A lot of European countries, particularly the United Kingdom have a long tradition of their Citizens becoming expats. What is an expat? Well, it is somebody like me, a person who goes and lives in a country other than that of which they are a citizen of. Americans, like me, don’t do this with nearly the frequency that our British cousins do. Because of this, there is a lot of misunderstanding among Americans about how to do it, whether it is legal and such. I get questions about this from Americans very often.
One of the most misunderstood things in this realm is whether or not you will lose your American Citizenship if you go live abroad. A lot, lot, lot of Americans tell me regularly that if you leave the USA and remain outside the country for more than 6 months, your US Citizenship will be revoked. My friends, nothing could be further from the truth!

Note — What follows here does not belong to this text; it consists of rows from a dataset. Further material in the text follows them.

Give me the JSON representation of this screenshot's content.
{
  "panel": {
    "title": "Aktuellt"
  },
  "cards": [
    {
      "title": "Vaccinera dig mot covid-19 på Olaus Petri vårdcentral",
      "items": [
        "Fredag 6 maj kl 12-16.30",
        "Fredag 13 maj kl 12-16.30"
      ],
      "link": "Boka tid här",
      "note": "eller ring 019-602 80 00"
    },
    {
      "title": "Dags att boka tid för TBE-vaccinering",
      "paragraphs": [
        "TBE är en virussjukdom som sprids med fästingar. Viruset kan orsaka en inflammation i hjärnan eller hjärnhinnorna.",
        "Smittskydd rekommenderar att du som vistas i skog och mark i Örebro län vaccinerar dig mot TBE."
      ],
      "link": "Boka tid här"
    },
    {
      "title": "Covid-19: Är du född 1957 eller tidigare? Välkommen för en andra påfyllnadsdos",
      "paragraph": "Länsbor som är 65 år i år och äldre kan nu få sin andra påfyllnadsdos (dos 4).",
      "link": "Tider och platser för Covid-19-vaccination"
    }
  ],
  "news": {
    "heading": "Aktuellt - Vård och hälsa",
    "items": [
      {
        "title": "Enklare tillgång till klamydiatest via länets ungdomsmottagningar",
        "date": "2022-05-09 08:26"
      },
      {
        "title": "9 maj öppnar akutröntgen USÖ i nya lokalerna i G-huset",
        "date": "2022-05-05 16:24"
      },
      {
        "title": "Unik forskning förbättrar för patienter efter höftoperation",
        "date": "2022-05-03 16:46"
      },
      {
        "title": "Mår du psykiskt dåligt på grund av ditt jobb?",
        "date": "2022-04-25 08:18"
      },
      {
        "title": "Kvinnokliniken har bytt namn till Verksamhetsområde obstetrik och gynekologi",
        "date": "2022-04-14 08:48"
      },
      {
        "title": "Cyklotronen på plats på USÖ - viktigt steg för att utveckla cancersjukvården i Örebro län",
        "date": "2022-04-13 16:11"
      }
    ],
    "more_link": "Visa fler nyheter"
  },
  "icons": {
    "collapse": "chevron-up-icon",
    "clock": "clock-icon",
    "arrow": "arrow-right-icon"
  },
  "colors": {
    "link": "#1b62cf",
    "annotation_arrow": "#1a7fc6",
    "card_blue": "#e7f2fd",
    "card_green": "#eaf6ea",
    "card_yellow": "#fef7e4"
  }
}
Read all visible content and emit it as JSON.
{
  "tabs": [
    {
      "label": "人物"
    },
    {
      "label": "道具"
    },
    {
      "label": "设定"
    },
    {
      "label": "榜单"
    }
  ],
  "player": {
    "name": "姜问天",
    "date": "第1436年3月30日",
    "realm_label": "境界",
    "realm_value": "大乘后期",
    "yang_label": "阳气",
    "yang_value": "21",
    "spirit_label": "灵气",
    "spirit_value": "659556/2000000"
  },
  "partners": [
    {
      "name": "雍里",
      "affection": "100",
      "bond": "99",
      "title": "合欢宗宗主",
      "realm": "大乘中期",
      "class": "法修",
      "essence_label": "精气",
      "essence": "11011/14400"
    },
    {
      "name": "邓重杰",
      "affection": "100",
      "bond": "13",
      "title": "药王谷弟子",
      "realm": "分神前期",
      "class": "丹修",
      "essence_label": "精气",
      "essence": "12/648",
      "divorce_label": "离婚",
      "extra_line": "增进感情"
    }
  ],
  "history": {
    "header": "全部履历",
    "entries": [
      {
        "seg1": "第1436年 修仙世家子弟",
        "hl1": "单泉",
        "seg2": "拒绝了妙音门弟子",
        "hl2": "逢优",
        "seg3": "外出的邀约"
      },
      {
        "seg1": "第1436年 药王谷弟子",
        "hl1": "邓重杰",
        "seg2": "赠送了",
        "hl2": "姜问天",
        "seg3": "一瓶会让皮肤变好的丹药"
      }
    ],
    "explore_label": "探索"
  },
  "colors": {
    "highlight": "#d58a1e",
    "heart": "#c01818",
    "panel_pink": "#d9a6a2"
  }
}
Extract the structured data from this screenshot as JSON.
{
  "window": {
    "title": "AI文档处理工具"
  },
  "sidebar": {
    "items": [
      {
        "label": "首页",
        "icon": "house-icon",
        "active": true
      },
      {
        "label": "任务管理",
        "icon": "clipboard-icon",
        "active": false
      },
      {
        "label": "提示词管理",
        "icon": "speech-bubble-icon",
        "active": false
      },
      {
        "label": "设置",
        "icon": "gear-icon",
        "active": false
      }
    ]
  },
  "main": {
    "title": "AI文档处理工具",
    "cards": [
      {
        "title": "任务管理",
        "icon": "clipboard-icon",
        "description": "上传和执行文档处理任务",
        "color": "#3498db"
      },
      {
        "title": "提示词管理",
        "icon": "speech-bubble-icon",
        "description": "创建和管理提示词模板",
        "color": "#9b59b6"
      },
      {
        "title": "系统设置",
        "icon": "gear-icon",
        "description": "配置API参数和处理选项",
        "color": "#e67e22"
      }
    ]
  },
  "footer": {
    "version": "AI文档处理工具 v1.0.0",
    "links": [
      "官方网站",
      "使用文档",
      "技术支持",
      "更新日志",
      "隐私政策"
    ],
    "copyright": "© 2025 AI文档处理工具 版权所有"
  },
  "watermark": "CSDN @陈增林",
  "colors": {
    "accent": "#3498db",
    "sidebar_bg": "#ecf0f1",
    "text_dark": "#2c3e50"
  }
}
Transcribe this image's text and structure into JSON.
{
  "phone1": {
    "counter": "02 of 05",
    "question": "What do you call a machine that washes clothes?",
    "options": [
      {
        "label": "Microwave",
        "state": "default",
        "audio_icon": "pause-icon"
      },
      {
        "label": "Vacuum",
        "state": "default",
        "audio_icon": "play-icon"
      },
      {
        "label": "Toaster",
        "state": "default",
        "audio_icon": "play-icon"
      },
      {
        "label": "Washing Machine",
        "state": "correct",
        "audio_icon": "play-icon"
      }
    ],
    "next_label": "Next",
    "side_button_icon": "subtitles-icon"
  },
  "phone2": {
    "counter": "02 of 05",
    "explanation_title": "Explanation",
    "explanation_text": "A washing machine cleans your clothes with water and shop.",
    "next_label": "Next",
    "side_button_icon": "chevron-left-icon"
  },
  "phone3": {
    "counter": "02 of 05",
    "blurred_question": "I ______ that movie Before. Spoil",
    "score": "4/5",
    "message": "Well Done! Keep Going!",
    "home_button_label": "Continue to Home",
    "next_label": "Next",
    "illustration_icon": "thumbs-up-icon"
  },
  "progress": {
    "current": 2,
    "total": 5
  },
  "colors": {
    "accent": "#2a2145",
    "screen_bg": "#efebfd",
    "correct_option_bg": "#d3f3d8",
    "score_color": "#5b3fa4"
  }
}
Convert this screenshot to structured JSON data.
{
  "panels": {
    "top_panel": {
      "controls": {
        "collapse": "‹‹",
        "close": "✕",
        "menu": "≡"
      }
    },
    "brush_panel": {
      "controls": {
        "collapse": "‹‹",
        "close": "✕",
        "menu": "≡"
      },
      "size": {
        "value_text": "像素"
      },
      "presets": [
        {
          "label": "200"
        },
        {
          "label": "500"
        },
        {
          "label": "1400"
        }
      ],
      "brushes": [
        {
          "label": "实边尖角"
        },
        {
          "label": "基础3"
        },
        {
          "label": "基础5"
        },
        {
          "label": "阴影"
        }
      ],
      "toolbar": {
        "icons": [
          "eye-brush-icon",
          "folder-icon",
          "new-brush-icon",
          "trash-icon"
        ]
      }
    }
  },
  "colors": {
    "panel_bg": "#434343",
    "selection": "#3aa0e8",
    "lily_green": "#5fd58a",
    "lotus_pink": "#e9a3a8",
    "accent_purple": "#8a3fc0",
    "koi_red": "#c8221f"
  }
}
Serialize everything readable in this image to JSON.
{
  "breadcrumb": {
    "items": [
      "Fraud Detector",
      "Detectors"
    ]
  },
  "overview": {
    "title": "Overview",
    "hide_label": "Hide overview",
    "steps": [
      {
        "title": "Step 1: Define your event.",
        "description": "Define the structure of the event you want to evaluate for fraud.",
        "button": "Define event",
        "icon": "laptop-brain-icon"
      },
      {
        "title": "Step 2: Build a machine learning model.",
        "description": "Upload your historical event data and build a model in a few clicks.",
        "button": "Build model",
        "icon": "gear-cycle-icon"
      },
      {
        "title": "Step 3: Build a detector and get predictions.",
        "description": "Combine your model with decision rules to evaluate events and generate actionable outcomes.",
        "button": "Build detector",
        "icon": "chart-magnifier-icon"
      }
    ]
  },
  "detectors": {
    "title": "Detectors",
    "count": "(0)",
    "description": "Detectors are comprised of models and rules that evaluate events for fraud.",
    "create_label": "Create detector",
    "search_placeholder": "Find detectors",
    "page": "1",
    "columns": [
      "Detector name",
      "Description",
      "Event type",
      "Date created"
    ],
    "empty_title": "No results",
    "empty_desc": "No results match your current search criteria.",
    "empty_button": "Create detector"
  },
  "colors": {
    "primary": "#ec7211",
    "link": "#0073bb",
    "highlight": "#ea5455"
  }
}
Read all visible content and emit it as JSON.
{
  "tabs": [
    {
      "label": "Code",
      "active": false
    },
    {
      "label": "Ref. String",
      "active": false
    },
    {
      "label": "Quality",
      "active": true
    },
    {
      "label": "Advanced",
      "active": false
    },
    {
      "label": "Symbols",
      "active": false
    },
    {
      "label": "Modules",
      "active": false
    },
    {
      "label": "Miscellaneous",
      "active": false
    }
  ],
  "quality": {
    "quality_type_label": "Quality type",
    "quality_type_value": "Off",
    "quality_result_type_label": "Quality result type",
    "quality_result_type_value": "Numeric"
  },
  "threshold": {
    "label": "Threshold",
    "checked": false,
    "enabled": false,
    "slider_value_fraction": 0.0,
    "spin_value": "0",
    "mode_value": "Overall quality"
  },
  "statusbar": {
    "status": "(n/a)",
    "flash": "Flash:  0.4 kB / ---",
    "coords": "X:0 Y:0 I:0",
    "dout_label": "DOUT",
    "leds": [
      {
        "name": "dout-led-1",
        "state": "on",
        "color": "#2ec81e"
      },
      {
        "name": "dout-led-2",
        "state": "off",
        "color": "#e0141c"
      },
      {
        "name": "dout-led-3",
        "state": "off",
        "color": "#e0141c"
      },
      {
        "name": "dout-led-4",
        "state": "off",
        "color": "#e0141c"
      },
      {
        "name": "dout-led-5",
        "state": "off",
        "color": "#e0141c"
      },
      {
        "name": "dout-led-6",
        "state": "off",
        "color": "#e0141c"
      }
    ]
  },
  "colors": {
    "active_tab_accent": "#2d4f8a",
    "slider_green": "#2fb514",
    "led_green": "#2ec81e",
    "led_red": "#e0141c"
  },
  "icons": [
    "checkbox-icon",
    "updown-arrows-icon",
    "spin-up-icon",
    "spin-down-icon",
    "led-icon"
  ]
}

Can I lose my US Citizenship if I remain outside the USA too long?
The answer is simple. NO. You cannot lose your US Citizenship no matter how long you remain outside the USA. I have been residing in the Philippines for ten years (almost), and I remain a US Citizen. In the past 10 years I have not stepped foot inside the USA, yet I remain a Citizen.
The truth is that it is actually very, very difficult to shed your US Citizenship, if you should be inclined to do that. If you were to decide that you no longer wanted to be a US Citizenship, it is a hard process to complete. In fact, you would have to report, in person, to a US Embassy, or to the Department of State in Washington D.C. and renounce your Citizenship, in writing. Upon your submission of the renunciation, the US Government would require you to go through a number of hoops before they would grant you your wish. The fact is that the US Government does not want you to give up your Citizenship. Why? Because they want to keep collecting taxes from you, and if you are no longer a Citizen, and do not live in the USA, they cannot collect taxes from you any longer. Because of this, they will do all they can to make sure that you remain as a Citizen of the United States.
Is it illegal for a US Citizen to live outside the USA?
Over the years, I have gotten a number of e-mails from people telling me that I am breaking the law by living outside the USA. It always gives me a good chuckle, because that is simply untrue. No matter your citizenship, a person can live anywhere in the world that they wish, provided that the host country has given them permission to live there. For example, in my case, so long as the Philippine Government has given me permission to live here, I can live here. In 2000, the Philippine Government granted me a 13(g) Resident Visa, which allows me to live here as long as I like, or until the Government of the Philippines should revoke that Visa. To date, my Visa is in good standing, and thus I can continue to live here legally as long as I wish. The US Government has no problem with me living here, and there is no law disallowing me from doing so.
Do I have to get permission from the Government to live abroad?
A number of people, over the years, have asked me who they should go to in the US Government to get permission to live abroad. My friends, you don’t have to ask anybody for permission. The United States is not a dictatorship that limits your travel (except to a very few places such as Cuba, which is outside the scope of this article). You do not need to do anything at all or talk to anybody in advance to be able to go live abroad. What do you need to do? You need to get the proper Visa from the country where you want to live, then buy an airplane ticket and get on the airplane to take you to your new home. It is that simple.
But, won’t I lose my US Citizenship?
Stop being so nervous and read the beginning of this article. No, you will not lose your US Citizenship, no matter where you choose to live. No matter how long you remain outside the USA, you will always be a US Citizen unless you actively take steps to abandon that Citizenship, and that is not easy as I said above.
But, how can I do it?
As I’ve already said, get a Visa from the country where you want to live, and hop on a plane. It is that easy. In the case of the Philippines, you have a number of options. You can come and stay here for up to 16 months on a tourist Visa. After 16 months you take a trip back home, or go to Hong Kong or Thailand (anywhere you want to go, really) and come back to start a new 16 month stay. Secondly, you can get a Balikbayan Visa if you qualify, which will allow you up to 1 year of stay here. Thirdly, you can get a resident visa, 13(a) or 13(g) as long as you have a spouse who is a Philippine Citizen or former Philippine Citizen. Fourth option is that you can get a Special Retiree’s Resident Visa (SRRV). There are still other options, but for the vast majority of us, these are the choices available to you.
So, quit worrying. If you want to live in the Philippines, or anywhere else in the world, your Citizenship is secure and you have nothing to be sleepless about. Just do it!